## What you will do
Exact copies of all the entries are required, and no pictures should appear in them.
━━━━━━━━━━━━━━━━━━━━━━━━━━━━━━
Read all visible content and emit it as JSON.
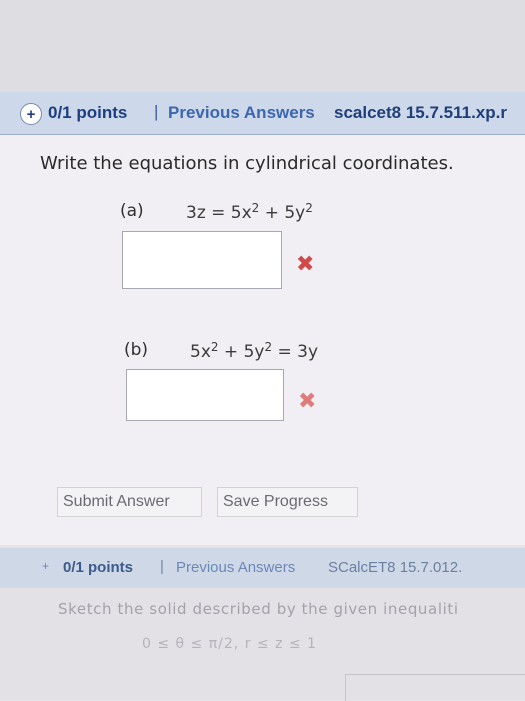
{
  "question": {
    "points": "0/1 points",
    "separator": "|",
    "previous_answers": "Previous Answers",
    "problem_id": "scalcet8 15.7.511.xp.r",
    "prompt": "Write the equations in cylindrical coordinates.",
    "parts": [
      {
        "label": "(a)",
        "lhs": "3z = 5x",
        "exp1": "2",
        "mid": " + 5y",
        "exp2": "2",
        "tail": "",
        "answer": "",
        "status_icon": "wrong-x-icon"
      },
      {
        "label": "(b)",
        "lhs": "5x",
        "exp1": "2",
        "mid": " + 5y",
        "exp2": "2",
        "tail": " = 3y",
        "answer": "",
        "status_icon": "wrong-x-icon"
      }
    ],
    "submit_label": "Submit Answer",
    "save_label": "Save Progress"
  },
  "next_question": {
    "points": "0/1 points",
    "separator": "|",
    "previous_answers": "Previous Answers",
    "problem_id": "SCalcET8 15.7.012.",
    "prompt": "Sketch the solid described by the given inequaliti",
    "inequality": "0 ≤ θ ≤ π/2, r ≤ z ≤ 1"
  },
  "colors": {
    "header_bg": "#cdd8ea",
    "link_blue": "#3d66ad",
    "error_red": "#d14a4a"
  }
}
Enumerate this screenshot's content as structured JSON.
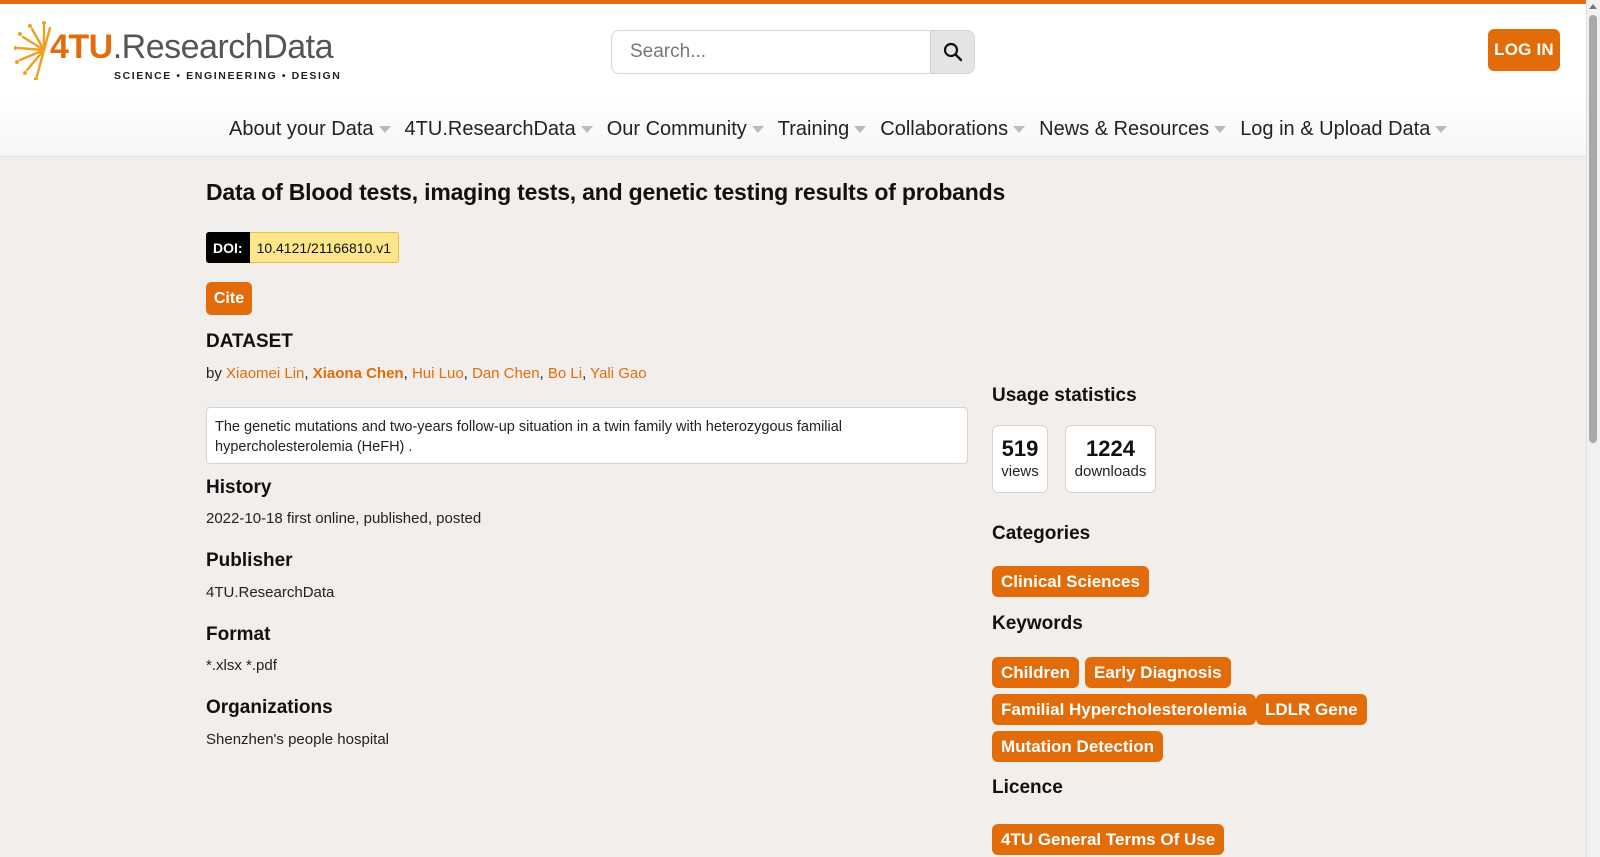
{
  "header": {
    "logo": {
      "brand_orange": "4TU",
      "brand_grey": ".ResearchData",
      "tagline": "SCIENCE • ENGINEERING • DESIGN"
    },
    "search": {
      "placeholder": "Search..."
    },
    "login_label": "LOG IN"
  },
  "nav": [
    {
      "label": "About your Data"
    },
    {
      "label": "4TU.ResearchData"
    },
    {
      "label": "Our Community"
    },
    {
      "label": "Training"
    },
    {
      "label": "Collaborations"
    },
    {
      "label": "News & Resources"
    },
    {
      "label": "Log in & Upload Data"
    }
  ],
  "dataset": {
    "title": "Data of Blood tests, imaging tests, and genetic testing results of probands",
    "doi_label": "DOI:",
    "doi_value": "10.4121/21166810.v1",
    "cite_label": "Cite",
    "type_label": "DATASET",
    "by_label": "by",
    "authors": [
      "Xiaomei Lin",
      "Xiaona Chen",
      "Hui Luo",
      "Dan Chen",
      "Bo Li",
      "Yali Gao"
    ],
    "description": "The genetic mutations and two-years follow-up situation in a twin family with heterozygous familial hypercholesterolemia (HeFH) .",
    "history_heading": "History",
    "history_value": "2022-10-18 first online, published, posted",
    "publisher_heading": "Publisher",
    "publisher_value": "4TU.ResearchData",
    "format_heading": "Format",
    "format_value": "*.xlsx *.pdf",
    "organizations_heading": "Organizations",
    "organizations_value": "Shenzhen's people hospital"
  },
  "sidebar": {
    "usage_heading": "Usage statistics",
    "views_count": "519",
    "views_label": "views",
    "downloads_count": "1224",
    "downloads_label": "downloads",
    "categories_heading": "Categories",
    "categories": [
      "Clinical Sciences"
    ],
    "keywords_heading": "Keywords",
    "keywords": [
      "Children",
      "Early Diagnosis",
      "Familial Hypercholesterolemia",
      "LDLR Gene",
      "Mutation Detection"
    ],
    "licence_heading": "Licence",
    "licence": "4TU General Terms Of Use"
  },
  "colors": {
    "accent": "#e36c0a",
    "doi_bg": "#fde68a",
    "page_bg": "#f1eeec"
  }
}
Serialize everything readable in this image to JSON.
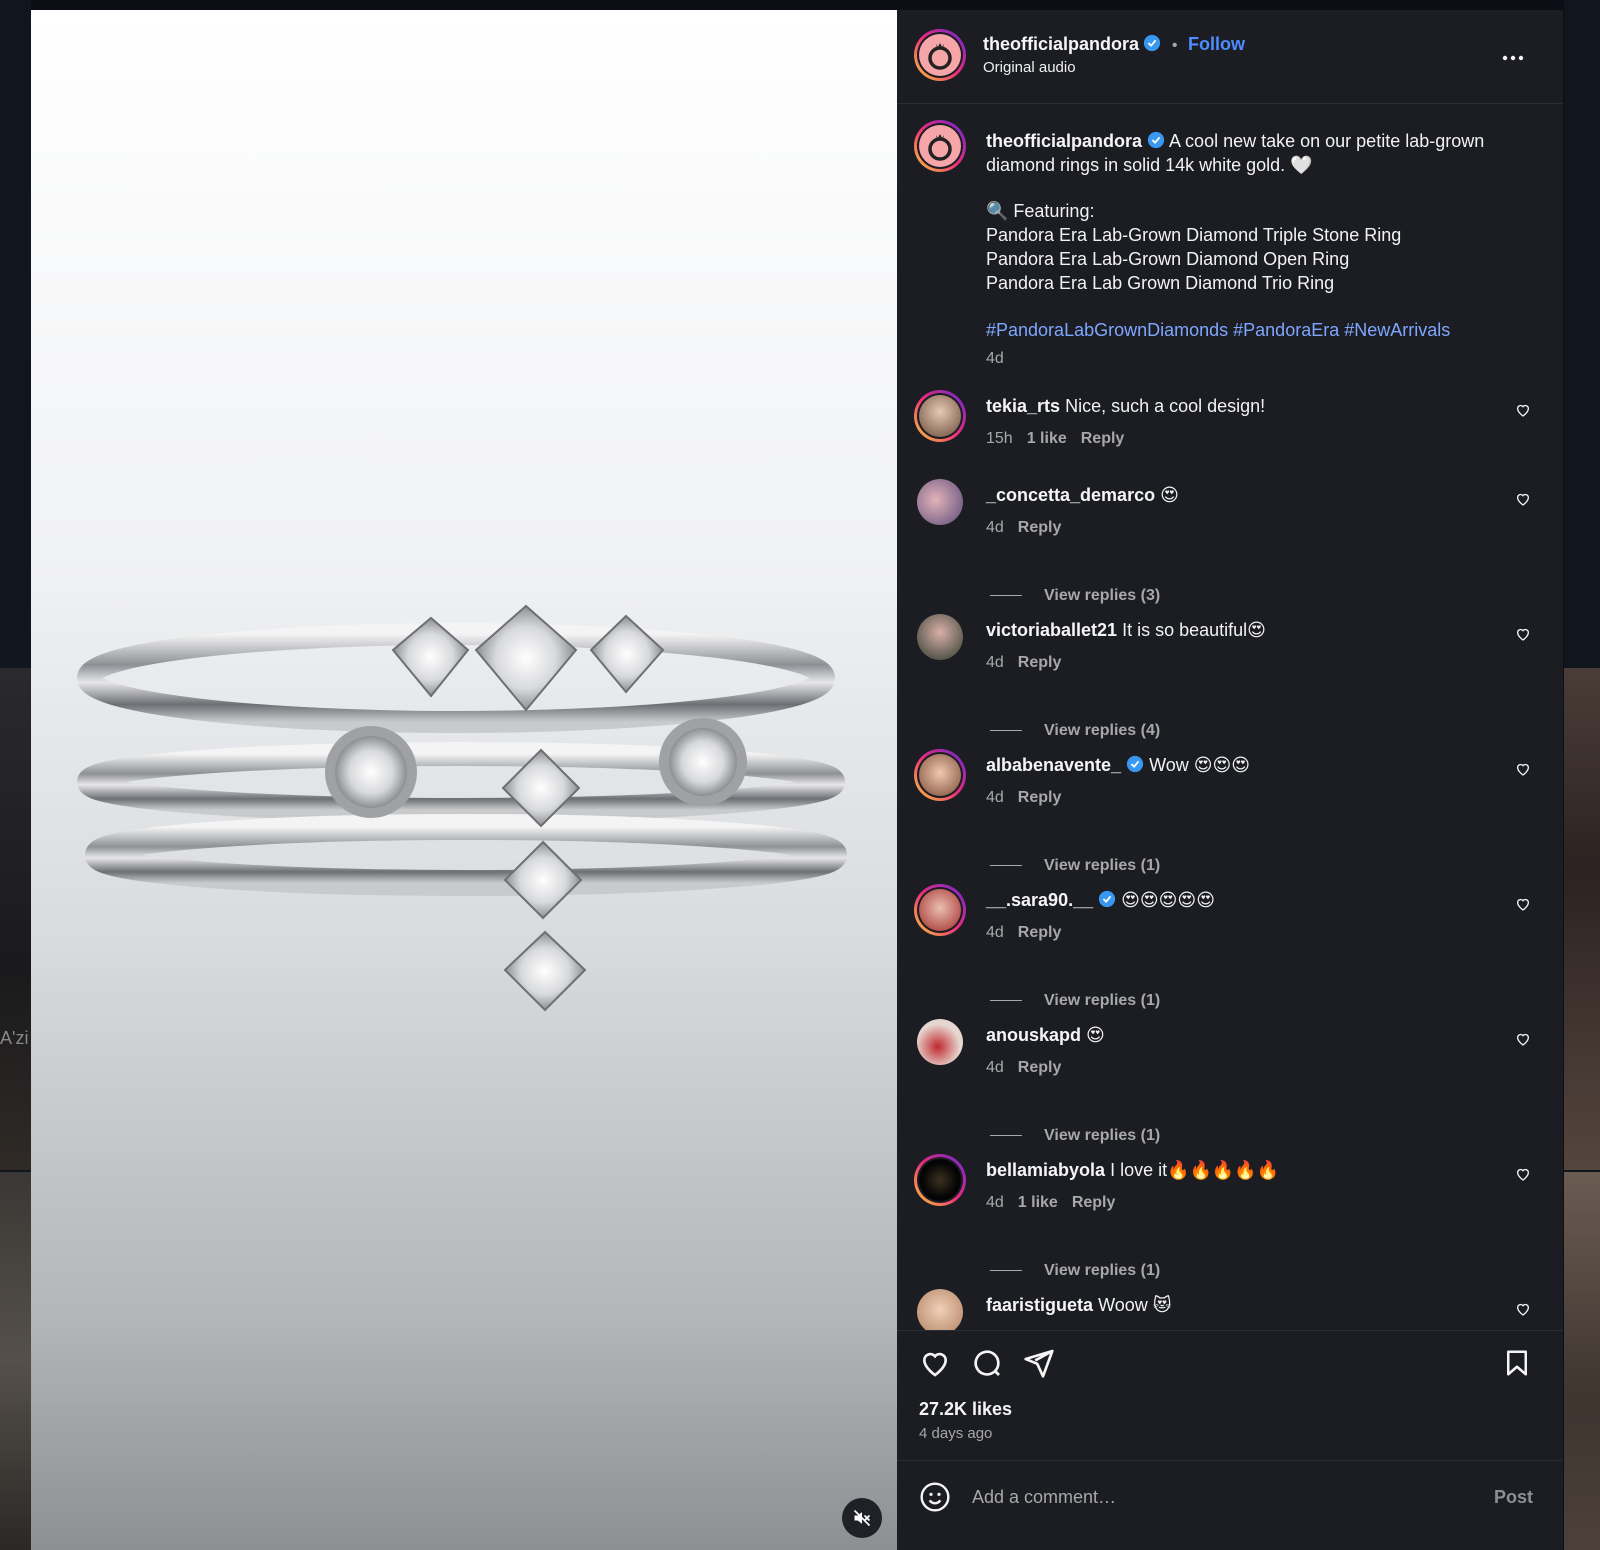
{
  "background": {
    "left_tile_text": "A'zi"
  },
  "post": {
    "username": "theofficialpandora",
    "follow_label": "Follow",
    "separator": "•",
    "audio": "Original audio",
    "caption": {
      "username": "theofficialpandora",
      "text": "A cool new take on our petite lab-grown diamond rings in solid 14k white gold. 🤍",
      "featuring_label": "🔍 Featuring:",
      "items": [
        "Pandora Era Lab-Grown Diamond Triple Stone Ring",
        "Pandora Era Lab-Grown Diamond Open Ring",
        "Pandora Era Lab Grown Diamond Trio Ring"
      ],
      "hashtags": "#PandoraLabGrownDiamonds #PandoraEra #NewArrivals",
      "time": "4d"
    },
    "likes": "27.2K likes",
    "posted": "4 days ago",
    "comment_placeholder": "Add a comment…",
    "post_button": "Post"
  },
  "comments": [
    {
      "user": "tekia_rts",
      "text": "Nice, such a cool design!",
      "time": "15h",
      "likes": "1 like",
      "reply": "Reply",
      "view_replies": ""
    },
    {
      "user": "_concetta_demarco",
      "text": "😍",
      "time": "4d",
      "likes": "",
      "reply": "Reply",
      "view_replies": "View replies (3)"
    },
    {
      "user": "victoriaballet21",
      "text": "It is so beautiful😍",
      "time": "4d",
      "likes": "",
      "reply": "Reply",
      "view_replies": "View replies (4)"
    },
    {
      "user": "albabenavente_",
      "text": "Wow 😍😍😍",
      "time": "4d",
      "likes": "",
      "reply": "Reply",
      "view_replies": "View replies (1)",
      "verified": true
    },
    {
      "user": "__.sara90.__",
      "text": "😍😍😍😍😍",
      "time": "4d",
      "likes": "",
      "reply": "Reply",
      "view_replies": "View replies (1)",
      "verified": true
    },
    {
      "user": "anouskapd",
      "text": "😍",
      "time": "4d",
      "likes": "",
      "reply": "Reply",
      "view_replies": "View replies (1)"
    },
    {
      "user": "bellamiabyola",
      "text": "I love it🔥🔥🔥🔥🔥",
      "time": "4d",
      "likes": "1 like",
      "reply": "Reply",
      "view_replies": "View replies (1)"
    },
    {
      "user": "faaristigueta",
      "text": "Woow 😻",
      "time": "",
      "likes": "",
      "reply": "",
      "view_replies": ""
    }
  ],
  "colors": {
    "accent": "#4d8dff",
    "hashtag": "#7fa6ff",
    "panel": "#1b1d23"
  }
}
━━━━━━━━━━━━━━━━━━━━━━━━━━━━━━
## Answer to this problem
Read all visible content and emit it as JSON.
{
  "question": {
    "points": "0/1 points",
    "separator": "|",
    "previous_answers": "Previous Answers",
    "problem_id": "scalcet8 15.7.511.xp.r",
    "prompt": "Write the equations in cylindrical coordinates.",
    "parts": [
      {
        "label": "(a)",
        "lhs": "3z = 5x",
        "exp1": "2",
        "mid": " + 5y",
        "exp2": "2",
        "tail": "",
        "answer": "",
        "status_icon": "wrong-x-icon"
      },
      {
        "label": "(b)",
        "lhs": "5x",
        "exp1": "2",
        "mid": " + 5y",
        "exp2": "2",
        "tail": " = 3y",
        "answer": "",
        "status_icon": "wrong-x-icon"
      }
    ],
    "submit_label": "Submit Answer",
    "save_label": "Save Progress"
  },
  "next_question": {
    "points": "0/1 points",
    "separator": "|",
    "previous_answers": "Previous Answers",
    "problem_id": "SCalcET8 15.7.012.",
    "prompt": "Sketch the solid described by the given inequaliti",
    "inequality": "0 ≤ θ ≤ π/2, r ≤ z ≤ 1"
  },
  "colors": {
    "header_bg": "#cdd8ea",
    "link_blue": "#3d66ad",
    "error_red": "#d14a4a"
  }
}
Enumerate this screenshot's content as structured JSON.
{
  "header": {
    "logo": {
      "brand_orange": "4TU",
      "brand_grey": ".ResearchData",
      "tagline": "SCIENCE • ENGINEERING • DESIGN"
    },
    "search": {
      "placeholder": "Search..."
    },
    "login_label": "LOG IN"
  },
  "nav": [
    {
      "label": "About your Data"
    },
    {
      "label": "4TU.ResearchData"
    },
    {
      "label": "Our Community"
    },
    {
      "label": "Training"
    },
    {
      "label": "Collaborations"
    },
    {
      "label": "News & Resources"
    },
    {
      "label": "Log in & Upload Data"
    }
  ],
  "dataset": {
    "title": "Data of Blood tests, imaging tests, and genetic testing results of probands",
    "doi_label": "DOI:",
    "doi_value": "10.4121/21166810.v1",
    "cite_label": "Cite",
    "type_label": "DATASET",
    "by_label": "by",
    "authors": [
      "Xiaomei Lin",
      "Xiaona Chen",
      "Hui Luo",
      "Dan Chen",
      "Bo Li",
      "Yali Gao"
    ],
    "description": "The genetic mutations and two-years follow-up situation in a twin family with heterozygous familial hypercholesterolemia (HeFH) .",
    "history_heading": "History",
    "history_value": "2022-10-18 first online, published, posted",
    "publisher_heading": "Publisher",
    "publisher_value": "4TU.ResearchData",
    "format_heading": "Format",
    "format_value": "*.xlsx *.pdf",
    "organizations_heading": "Organizations",
    "organizations_value": "Shenzhen's people hospital"
  },
  "sidebar": {
    "usage_heading": "Usage statistics",
    "views_count": "519",
    "views_label": "views",
    "downloads_count": "1224",
    "downloads_label": "downloads",
    "categories_heading": "Categories",
    "categories": [
      "Clinical Sciences"
    ],
    "keywords_heading": "Keywords",
    "keywords": [
      "Children",
      "Early Diagnosis",
      "Familial Hypercholesterolemia",
      "LDLR Gene",
      "Mutation Detection"
    ],
    "licence_heading": "Licence",
    "licence": "4TU General Terms Of Use"
  },
  "colors": {
    "accent": "#e36c0a",
    "doi_bg": "#fde68a",
    "page_bg": "#f1eeec"
  }
}
Serialize everything readable in this image to JSON.
{
  "background": {
    "left_tile_text": "A'zi"
  },
  "post": {
    "username": "theofficialpandora",
    "follow_label": "Follow",
    "separator": "•",
    "audio": "Original audio",
    "caption": {
      "username": "theofficialpandora",
      "text": "A cool new take on our petite lab-grown diamond rings in solid 14k white gold. 🤍",
      "featuring_label": "🔍 Featuring:",
      "items": [
        "Pandora Era Lab-Grown Diamond Triple Stone Ring",
        "Pandora Era Lab-Grown Diamond Open Ring",
        "Pandora Era Lab Grown Diamond Trio Ring"
      ],
      "hashtags": "#PandoraLabGrownDiamonds #PandoraEra #NewArrivals",
      "time": "4d"
    },
    "likes": "27.2K likes",
    "posted": "4 days ago",
    "comment_placeholder": "Add a comment…",
    "post_button": "Post"
  },
  "comments": [
    {
      "user": "tekia_rts",
      "text": "Nice, such a cool design!",
      "time": "15h",
      "likes": "1 like",
      "reply": "Reply",
      "view_replies": ""
    },
    {
      "user": "_concetta_demarco",
      "text": "😍",
      "time": "4d",
      "likes": "",
      "reply": "Reply",
      "view_replies": "View replies (3)"
    },
    {
      "user": "victoriaballet21",
      "text": "It is so beautiful😍",
      "time": "4d",
      "likes": "",
      "reply": "Reply",
      "view_replies": "View replies (4)"
    },
    {
      "user": "albabenavente_",
      "text": "Wow 😍😍😍",
      "time": "4d",
      "likes": "",
      "reply": "Reply",
      "view_replies": "View replies (1)",
      "verified": true
    },
    {
      "user": "__.sara90.__",
      "text": "😍😍😍😍😍",
      "time": "4d",
      "likes": "",
      "reply": "Reply",
      "view_replies": "View replies (1)",
      "verified": true
    },
    {
      "user": "anouskapd",
      "text": "😍",
      "time": "4d",
      "likes": "",
      "reply": "Reply",
      "view_replies": "View replies (1)"
    },
    {
      "user": "bellamiabyola",
      "text": "I love it🔥🔥🔥🔥🔥",
      "time": "4d",
      "likes": "1 like",
      "reply": "Reply",
      "view_replies": "View replies (1)"
    },
    {
      "user": "faaristigueta",
      "text": "Woow 😻",
      "time": "",
      "likes": "",
      "reply": "",
      "view_replies": ""
    }
  ],
  "colors": {
    "accent": "#4d8dff",
    "hashtag": "#7fa6ff",
    "panel": "#1b1d23"
  }
}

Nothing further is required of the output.